About thirty miles from Knox City we saw that the storm went tornado warned. Adrenaline started to pump, excitement filled the air. I told my wife “This could be it, we might see a tornado this early in the season!”. We drove through the curvy roads and hill surrounding Knox City area to try to get in position to see the rear of the storm where the potential tornado would be. As we came up on this hill and through a clearing we  finally got a good glimpse of the storms structure. We could clearly identify a wall cloud rotating very rapidly. I looked over at my wife her eyes were so big, she had the look of awe, fear and respect. I kept screaming at the storm “Do it! Do it!”. It was so majestic, so violent, so graceful but a tornado was not to be.

As we get back into the truck I receive a text from my friend, Meteorologist Chris Kimble. The text stated “I hope your in Hollis, Oklahoma!” regretfully I picked up my phone, pulled up radar and saw what was very strong velocity on radar indicating a real possibility of a tornado. I kept thinking to my self that I should have trusted my gut. I should have just headed to Hollis to begin with! Turned out a tornado had been spotted and it was a storm with beautiful and epic structure.

One thing I can say is that every year I have noticed a pattern when storm chasing season begins, it’s a pattern of anticipation. Each storm chased seems a little stronger, more unique and more likely to produce a tornado until the big moment arrives. I love this build though, the hunger it brings, the climatic build to the perfect chase. It often plays like a great movie script where the best chase happens at the perfect time of the season and right when you are thinking it will not happen, it does. Even though I felt some regret, overall I felt calm and collected. I remembered that this was all part of the story of the season.

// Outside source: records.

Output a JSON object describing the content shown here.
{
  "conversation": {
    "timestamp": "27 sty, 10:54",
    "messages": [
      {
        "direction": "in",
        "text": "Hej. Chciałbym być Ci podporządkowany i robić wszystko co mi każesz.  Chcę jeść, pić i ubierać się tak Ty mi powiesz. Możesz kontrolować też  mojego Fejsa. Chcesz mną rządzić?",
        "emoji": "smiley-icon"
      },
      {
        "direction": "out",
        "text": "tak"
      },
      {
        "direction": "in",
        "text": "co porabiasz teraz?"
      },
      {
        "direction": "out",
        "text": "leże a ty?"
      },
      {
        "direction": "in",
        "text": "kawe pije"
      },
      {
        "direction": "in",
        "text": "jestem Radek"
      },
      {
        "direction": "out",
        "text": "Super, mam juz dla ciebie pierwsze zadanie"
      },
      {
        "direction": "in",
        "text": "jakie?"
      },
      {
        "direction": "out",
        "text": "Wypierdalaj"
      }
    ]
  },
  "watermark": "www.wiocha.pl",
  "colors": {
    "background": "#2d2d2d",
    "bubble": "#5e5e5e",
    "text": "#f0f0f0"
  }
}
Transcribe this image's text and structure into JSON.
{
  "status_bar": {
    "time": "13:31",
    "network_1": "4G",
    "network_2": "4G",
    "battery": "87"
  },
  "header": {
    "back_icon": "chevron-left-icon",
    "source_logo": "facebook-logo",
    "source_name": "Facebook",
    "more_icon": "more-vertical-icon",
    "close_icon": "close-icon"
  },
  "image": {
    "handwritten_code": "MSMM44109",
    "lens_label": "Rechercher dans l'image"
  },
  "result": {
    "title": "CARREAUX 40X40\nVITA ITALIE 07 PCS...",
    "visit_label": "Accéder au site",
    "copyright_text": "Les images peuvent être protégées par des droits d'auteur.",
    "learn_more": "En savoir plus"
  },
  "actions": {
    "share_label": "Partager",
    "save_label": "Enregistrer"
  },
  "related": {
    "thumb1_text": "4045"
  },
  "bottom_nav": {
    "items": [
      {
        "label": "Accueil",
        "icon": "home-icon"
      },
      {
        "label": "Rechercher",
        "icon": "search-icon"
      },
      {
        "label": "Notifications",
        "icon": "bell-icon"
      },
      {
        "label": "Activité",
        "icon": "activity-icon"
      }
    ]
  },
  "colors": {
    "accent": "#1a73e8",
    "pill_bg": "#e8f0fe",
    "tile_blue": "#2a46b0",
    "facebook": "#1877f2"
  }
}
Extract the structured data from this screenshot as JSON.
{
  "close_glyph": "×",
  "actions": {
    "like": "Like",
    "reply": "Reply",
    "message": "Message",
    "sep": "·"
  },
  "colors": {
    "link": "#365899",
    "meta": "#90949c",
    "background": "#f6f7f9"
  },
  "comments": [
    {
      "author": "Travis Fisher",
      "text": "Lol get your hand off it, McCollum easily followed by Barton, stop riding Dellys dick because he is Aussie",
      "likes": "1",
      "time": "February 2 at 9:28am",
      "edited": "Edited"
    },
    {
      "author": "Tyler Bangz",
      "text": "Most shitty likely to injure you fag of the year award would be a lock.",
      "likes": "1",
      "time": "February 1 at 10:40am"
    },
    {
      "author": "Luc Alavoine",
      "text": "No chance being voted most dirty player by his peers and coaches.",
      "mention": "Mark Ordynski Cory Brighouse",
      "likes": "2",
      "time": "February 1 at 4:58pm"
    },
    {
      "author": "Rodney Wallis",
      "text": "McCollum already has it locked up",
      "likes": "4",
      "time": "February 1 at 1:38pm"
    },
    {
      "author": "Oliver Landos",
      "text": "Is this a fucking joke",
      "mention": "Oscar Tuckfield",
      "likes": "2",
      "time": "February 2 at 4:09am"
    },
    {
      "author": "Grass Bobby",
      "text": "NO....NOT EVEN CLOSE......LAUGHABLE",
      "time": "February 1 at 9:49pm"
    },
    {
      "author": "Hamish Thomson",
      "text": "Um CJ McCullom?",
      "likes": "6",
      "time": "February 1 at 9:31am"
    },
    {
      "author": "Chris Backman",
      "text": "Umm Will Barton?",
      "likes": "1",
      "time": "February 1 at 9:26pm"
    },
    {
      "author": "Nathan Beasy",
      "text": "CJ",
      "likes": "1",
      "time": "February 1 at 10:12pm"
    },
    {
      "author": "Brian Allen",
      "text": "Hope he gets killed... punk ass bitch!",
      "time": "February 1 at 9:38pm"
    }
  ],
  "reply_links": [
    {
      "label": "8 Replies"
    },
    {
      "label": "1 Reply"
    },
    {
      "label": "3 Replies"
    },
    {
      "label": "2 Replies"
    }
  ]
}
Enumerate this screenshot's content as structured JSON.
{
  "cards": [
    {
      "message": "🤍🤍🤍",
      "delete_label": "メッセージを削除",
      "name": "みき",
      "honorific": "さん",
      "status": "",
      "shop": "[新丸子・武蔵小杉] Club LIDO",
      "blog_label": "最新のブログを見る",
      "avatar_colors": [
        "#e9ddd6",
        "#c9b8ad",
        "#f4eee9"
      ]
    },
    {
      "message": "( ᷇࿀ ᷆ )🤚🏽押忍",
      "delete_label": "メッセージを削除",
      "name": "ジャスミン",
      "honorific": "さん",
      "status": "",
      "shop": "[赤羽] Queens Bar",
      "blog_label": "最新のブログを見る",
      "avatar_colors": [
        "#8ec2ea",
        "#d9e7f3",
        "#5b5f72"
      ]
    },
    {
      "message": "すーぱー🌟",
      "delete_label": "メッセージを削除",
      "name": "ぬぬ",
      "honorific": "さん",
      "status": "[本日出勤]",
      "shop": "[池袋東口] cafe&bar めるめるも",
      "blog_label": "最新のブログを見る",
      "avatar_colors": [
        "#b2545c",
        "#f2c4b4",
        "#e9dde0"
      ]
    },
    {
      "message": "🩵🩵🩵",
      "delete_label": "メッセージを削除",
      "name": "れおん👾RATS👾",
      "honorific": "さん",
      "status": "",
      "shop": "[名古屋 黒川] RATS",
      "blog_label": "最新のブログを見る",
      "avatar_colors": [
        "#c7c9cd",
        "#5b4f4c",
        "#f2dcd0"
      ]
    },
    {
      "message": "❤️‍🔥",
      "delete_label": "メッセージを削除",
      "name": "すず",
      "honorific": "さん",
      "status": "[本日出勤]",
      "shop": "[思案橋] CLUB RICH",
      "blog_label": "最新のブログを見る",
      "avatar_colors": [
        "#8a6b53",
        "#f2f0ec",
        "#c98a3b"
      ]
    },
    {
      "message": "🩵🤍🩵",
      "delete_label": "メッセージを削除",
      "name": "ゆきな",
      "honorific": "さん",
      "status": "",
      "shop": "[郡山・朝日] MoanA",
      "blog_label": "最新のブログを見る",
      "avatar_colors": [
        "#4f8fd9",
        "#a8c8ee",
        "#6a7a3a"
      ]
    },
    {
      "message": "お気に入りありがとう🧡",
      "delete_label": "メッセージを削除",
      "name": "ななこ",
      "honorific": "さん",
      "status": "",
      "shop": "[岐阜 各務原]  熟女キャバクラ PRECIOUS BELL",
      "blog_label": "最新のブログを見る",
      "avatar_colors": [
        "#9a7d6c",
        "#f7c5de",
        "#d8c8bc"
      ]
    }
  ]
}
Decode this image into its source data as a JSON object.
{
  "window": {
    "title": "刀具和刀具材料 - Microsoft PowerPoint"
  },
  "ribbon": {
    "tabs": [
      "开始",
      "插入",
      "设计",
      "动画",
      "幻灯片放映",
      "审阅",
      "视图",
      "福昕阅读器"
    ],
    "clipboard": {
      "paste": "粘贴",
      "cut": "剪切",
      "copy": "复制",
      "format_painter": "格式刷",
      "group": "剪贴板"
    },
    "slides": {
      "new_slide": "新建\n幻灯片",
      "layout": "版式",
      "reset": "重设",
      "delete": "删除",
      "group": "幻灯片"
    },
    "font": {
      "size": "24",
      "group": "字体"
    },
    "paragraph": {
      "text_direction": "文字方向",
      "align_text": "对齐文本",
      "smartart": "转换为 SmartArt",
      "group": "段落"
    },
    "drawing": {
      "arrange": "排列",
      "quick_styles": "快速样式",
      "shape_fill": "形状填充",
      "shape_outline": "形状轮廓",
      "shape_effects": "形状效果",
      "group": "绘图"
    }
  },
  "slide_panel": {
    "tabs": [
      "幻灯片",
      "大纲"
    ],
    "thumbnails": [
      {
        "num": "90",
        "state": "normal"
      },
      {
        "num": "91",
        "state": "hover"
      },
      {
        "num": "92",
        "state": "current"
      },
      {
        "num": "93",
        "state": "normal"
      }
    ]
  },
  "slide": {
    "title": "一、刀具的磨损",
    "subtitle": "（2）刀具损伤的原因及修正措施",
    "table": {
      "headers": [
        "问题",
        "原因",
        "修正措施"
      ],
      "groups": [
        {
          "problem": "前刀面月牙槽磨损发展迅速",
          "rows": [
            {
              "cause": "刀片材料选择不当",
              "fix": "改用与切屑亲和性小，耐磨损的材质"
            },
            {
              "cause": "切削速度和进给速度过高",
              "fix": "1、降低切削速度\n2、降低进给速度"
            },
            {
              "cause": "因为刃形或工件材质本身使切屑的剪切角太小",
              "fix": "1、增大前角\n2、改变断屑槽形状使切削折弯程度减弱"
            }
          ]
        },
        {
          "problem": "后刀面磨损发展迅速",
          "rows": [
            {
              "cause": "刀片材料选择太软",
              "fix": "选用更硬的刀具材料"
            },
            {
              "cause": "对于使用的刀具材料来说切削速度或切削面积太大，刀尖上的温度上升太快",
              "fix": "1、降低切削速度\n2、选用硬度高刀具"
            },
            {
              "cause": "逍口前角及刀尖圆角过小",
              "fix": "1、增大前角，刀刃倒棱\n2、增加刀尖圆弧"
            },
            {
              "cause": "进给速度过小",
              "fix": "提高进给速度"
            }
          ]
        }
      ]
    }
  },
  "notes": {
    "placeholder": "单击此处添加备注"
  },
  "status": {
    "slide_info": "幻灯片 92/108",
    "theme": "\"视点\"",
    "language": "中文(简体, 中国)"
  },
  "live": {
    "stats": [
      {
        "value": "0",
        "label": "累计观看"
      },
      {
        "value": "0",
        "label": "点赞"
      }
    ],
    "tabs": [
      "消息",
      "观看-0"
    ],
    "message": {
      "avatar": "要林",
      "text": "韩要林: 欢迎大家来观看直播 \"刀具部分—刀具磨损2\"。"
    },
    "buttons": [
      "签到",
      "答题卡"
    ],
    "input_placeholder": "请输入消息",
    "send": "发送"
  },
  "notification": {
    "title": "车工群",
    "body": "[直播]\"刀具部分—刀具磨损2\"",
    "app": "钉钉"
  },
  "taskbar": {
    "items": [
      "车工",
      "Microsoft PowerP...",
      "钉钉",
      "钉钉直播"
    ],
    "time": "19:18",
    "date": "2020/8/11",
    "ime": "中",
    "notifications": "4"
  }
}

I was telling a friend just the other day that as long as I see a wall cloud on a chase, I will always be satisfied with that chase. Just seeing mother nature create such amazing storms is more than enough and I hope it always will be.